- [WORK TO COMPLETE]: Each record below should be printed exactly as it was written.

- [RECORDS SHOWN]:
--- START ---

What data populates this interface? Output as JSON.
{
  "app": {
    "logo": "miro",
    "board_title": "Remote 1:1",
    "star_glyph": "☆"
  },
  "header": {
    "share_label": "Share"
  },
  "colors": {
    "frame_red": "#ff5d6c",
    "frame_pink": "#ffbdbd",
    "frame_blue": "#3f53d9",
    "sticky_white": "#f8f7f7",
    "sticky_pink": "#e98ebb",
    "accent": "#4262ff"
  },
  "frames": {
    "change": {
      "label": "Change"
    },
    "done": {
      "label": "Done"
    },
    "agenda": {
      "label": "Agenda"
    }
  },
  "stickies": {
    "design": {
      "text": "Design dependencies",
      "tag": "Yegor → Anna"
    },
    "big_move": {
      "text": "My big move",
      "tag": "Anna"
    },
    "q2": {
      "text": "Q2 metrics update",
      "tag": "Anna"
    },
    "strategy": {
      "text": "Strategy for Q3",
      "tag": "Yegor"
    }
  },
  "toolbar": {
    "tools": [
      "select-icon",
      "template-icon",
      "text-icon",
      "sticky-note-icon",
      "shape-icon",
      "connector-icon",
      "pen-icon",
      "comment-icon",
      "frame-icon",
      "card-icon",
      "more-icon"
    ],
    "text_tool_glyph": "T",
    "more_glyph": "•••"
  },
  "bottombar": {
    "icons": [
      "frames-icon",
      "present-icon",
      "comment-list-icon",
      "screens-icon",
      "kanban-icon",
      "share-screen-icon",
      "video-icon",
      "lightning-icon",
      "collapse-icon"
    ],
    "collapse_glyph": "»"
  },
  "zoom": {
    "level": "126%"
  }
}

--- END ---

- [TASK OUTPUT]:
What data populates this interface? Output as JSON.
{
  "app": {
    "logo": "miro",
    "board_title": "Remote 1:1",
    "star_glyph": "☆"
  },
  "header": {
    "share_label": "Share"
  },
  "colors": {
    "frame_red": "#ff5d6c",
    "frame_pink": "#ffbdbd",
    "frame_blue": "#3f53d9",
    "sticky_white": "#f8f7f7",
    "sticky_pink": "#e98ebb",
    "accent": "#4262ff"
  },
  "frames": {
    "change": {
      "label": "Change"
    },
    "done": {
      "label": "Done"
    },
    "agenda": {
      "label": "Agenda"
    }
  },
  "stickies": {
    "design": {
      "text": "Design dependencies",
      "tag": "Yegor → Anna"
    },
    "big_move": {
      "text": "My big move",
      "tag": "Anna"
    },
    "q2": {
      "text": "Q2 metrics update",
      "tag": "Anna"
    },
    "strategy": {
      "text": "Strategy for Q3",
      "tag": "Yegor"
    }
  },
  "toolbar": {
    "tools": [
      "select-icon",
      "template-icon",
      "text-icon",
      "sticky-note-icon",
      "shape-icon",
      "connector-icon",
      "pen-icon",
      "comment-icon",
      "frame-icon",
      "card-icon",
      "more-icon"
    ],
    "text_tool_glyph": "T",
    "more_glyph": "•••"
  },
  "bottombar": {
    "icons": [
      "frames-icon",
      "present-icon",
      "comment-list-icon",
      "screens-icon",
      "kanban-icon",
      "share-screen-icon",
      "video-icon",
      "lightning-icon",
      "collapse-icon"
    ],
    "collapse_glyph": "»"
  },
  "zoom": {
    "level": "126%"
  }
}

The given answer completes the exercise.